Repeat liver transplantation in children is justified on both medical and ethical grounds , according to potentially practice-changing research published online today by the Medical Journal of Australia.
According to current guidelines, repeat liver transplantation is not routinely considered because of poorer recipient survival and the shortage of donor organs, but research led by Sir Charles Gairdner Hospital in Perth and the University of Western Australia has found that “survival for children following retransplantation is excellent.”
The authors, led by Dr. Angus Jeffrey from Sir Charles Gairdner, analyzed data from the Australia and New Zealand Liver Transplant Registry for all liver retransplantations in children (under 18 years of age) in the two countries, between 1986 and 2017, in all four pediatric and six adult liver transplantation centers.
During the study period 142 liver retransplantations were undertaken in children (59 during 1986–2000, 83 during 2001–2017). Survival analysis indicated that survival was significantly greater during 2001–2017 than 1986–2000. During 2001–2017, graft survival one year after retransplantation was 84%, at five years 75%, at 10 years 70%, and at 15 years 54%; patient survival was 89% at one year, 87% at five years, 87% at 10 years, and 71% at 15 years. Median time between transplantations was 0.2 years during 1986–2000, 1.8 years during 2001–2017. The proportion of graft failures that involved split grafts was larger during 2001–2017 (35 of 83, 42%) than 1986–2000 (10 of 59, 17%). Graft type, cause of graft failure, and number of transplants did not influence survival following retransplantation.

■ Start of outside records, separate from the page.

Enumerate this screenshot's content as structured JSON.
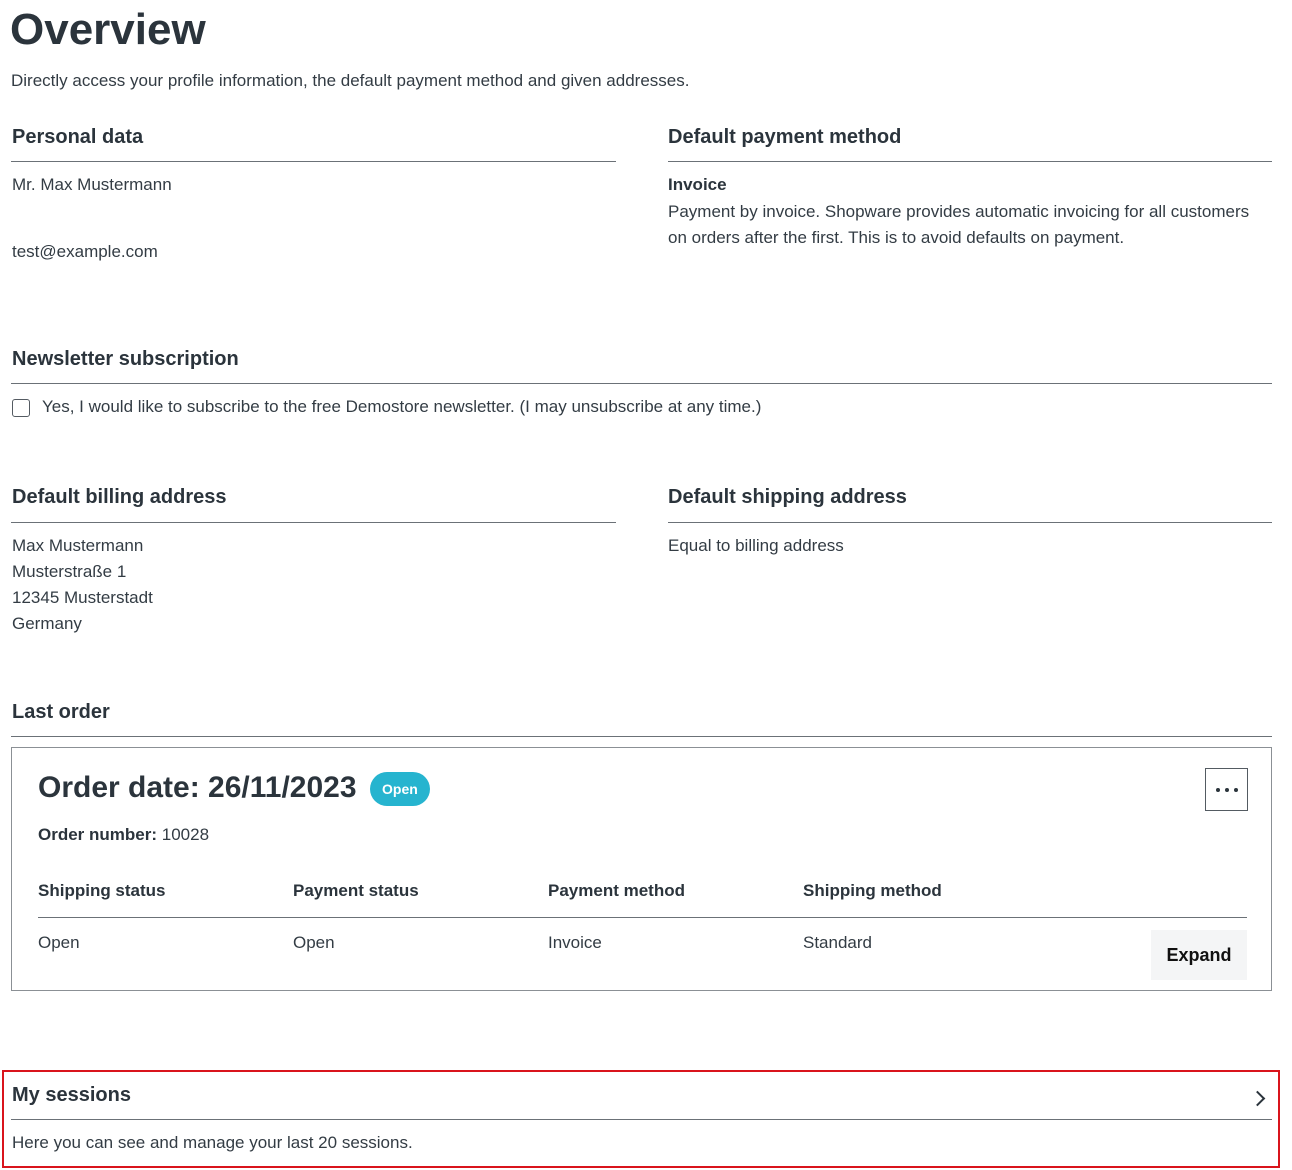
{
  "page": {
    "title": "Overview",
    "lead": "Directly access your profile information, the default payment method and given addresses."
  },
  "personal": {
    "title": "Personal data",
    "name": "Mr. Max Mustermann",
    "email": "test@example.com"
  },
  "payment": {
    "title": "Default payment method",
    "method": "Invoice",
    "description_line1": "Payment by invoice. Shopware provides automatic invoicing for all customers",
    "description_line2": "on orders after the first. This is to avoid defaults on payment."
  },
  "newsletter": {
    "title": "Newsletter subscription",
    "checkbox_label": "Yes, I would like to subscribe to the free Demostore newsletter. (I may unsubscribe at any time.)",
    "checked": false
  },
  "billing": {
    "title": "Default billing address",
    "lines": [
      "Max Mustermann",
      "Musterstraße 1",
      "12345 Musterstadt",
      "Germany"
    ]
  },
  "shipping": {
    "title": "Default shipping address",
    "text": "Equal to billing address"
  },
  "last_order": {
    "title": "Last order",
    "order_date_label": "Order date: 26/11/2023",
    "status_badge": "Open",
    "order_number_label": "Order number:",
    "order_number": "10028",
    "columns": [
      {
        "header": "Shipping status",
        "value": "Open"
      },
      {
        "header": "Payment status",
        "value": "Open"
      },
      {
        "header": "Payment method",
        "value": "Invoice"
      },
      {
        "header": "Shipping method",
        "value": "Standard"
      }
    ],
    "expand_label": "Expand",
    "menu_icon": "more-dots-icon",
    "badge_color": "#26b4cf"
  },
  "sessions": {
    "title": "My sessions",
    "description": "Here you can see and manage your last 20 sessions.",
    "icon": "chevron-right-icon",
    "highlight_color": "#d9141c"
  }
}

“We found that 15-year patient and graft survival for children following liver retransplantation during 2001–2017 were excellent,” Jeffrey and colleagues wrote.
“Further, outcomes for patients in Australia and New Zealand receiving split liver grafts are similar to those for children receiving other graft types. Finally, graft and patient survival for the few children requiring multiple retransplantations were similar to those undergoing retransplantation only once. Our findings challenge views of the relative priority of children requiring first or subsequent liver transplants,” they concluded.
“The routine use of split liver grafts in Australia and New Zealand has increased the supply of donor grafts for candidate recipients and reduced waiting list mortality. Accordingly, split liver grafts should be used for both first and subsequent transplantations in children, and organ allocation should be based solely on need, not on the number of grafts the child has previously received.”